Extracted data section start

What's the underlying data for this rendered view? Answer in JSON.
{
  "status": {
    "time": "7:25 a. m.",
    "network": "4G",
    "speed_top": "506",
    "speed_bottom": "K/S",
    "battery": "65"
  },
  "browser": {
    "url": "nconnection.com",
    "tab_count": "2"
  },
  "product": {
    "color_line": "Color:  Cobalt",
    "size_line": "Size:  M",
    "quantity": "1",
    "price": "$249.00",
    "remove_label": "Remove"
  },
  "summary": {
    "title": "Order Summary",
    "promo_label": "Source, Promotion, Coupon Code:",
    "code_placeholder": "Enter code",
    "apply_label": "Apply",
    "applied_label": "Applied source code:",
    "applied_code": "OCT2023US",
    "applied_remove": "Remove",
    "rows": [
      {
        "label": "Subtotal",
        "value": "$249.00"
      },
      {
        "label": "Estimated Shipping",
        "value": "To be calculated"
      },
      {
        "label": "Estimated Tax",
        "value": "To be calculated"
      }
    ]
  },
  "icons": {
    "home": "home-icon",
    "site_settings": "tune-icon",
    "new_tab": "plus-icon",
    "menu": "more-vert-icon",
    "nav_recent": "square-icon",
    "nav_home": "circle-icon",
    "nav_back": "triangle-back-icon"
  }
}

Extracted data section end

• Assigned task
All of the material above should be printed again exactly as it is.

• Solved exercise
What's the underlying data for this rendered view? Answer in JSON.
{
  "status": {
    "time": "7:25 a. m.",
    "network": "4G",
    "speed_top": "506",
    "speed_bottom": "K/S",
    "battery": "65"
  },
  "browser": {
    "url": "nconnection.com",
    "tab_count": "2"
  },
  "product": {
    "color_line": "Color:  Cobalt",
    "size_line": "Size:  M",
    "quantity": "1",
    "price": "$249.00",
    "remove_label": "Remove"
  },
  "summary": {
    "title": "Order Summary",
    "promo_label": "Source, Promotion, Coupon Code:",
    "code_placeholder": "Enter code",
    "apply_label": "Apply",
    "applied_label": "Applied source code:",
    "applied_code": "OCT2023US",
    "applied_remove": "Remove",
    "rows": [
      {
        "label": "Subtotal",
        "value": "$249.00"
      },
      {
        "label": "Estimated Shipping",
        "value": "To be calculated"
      },
      {
        "label": "Estimated Tax",
        "value": "To be calculated"
      }
    ]
  },
  "icons": {
    "home": "home-icon",
    "site_settings": "tune-icon",
    "new_tab": "plus-icon",
    "menu": "more-vert-icon",
    "nav_recent": "square-icon",
    "nav_home": "circle-icon",
    "nav_back": "triangle-back-icon"
  }
}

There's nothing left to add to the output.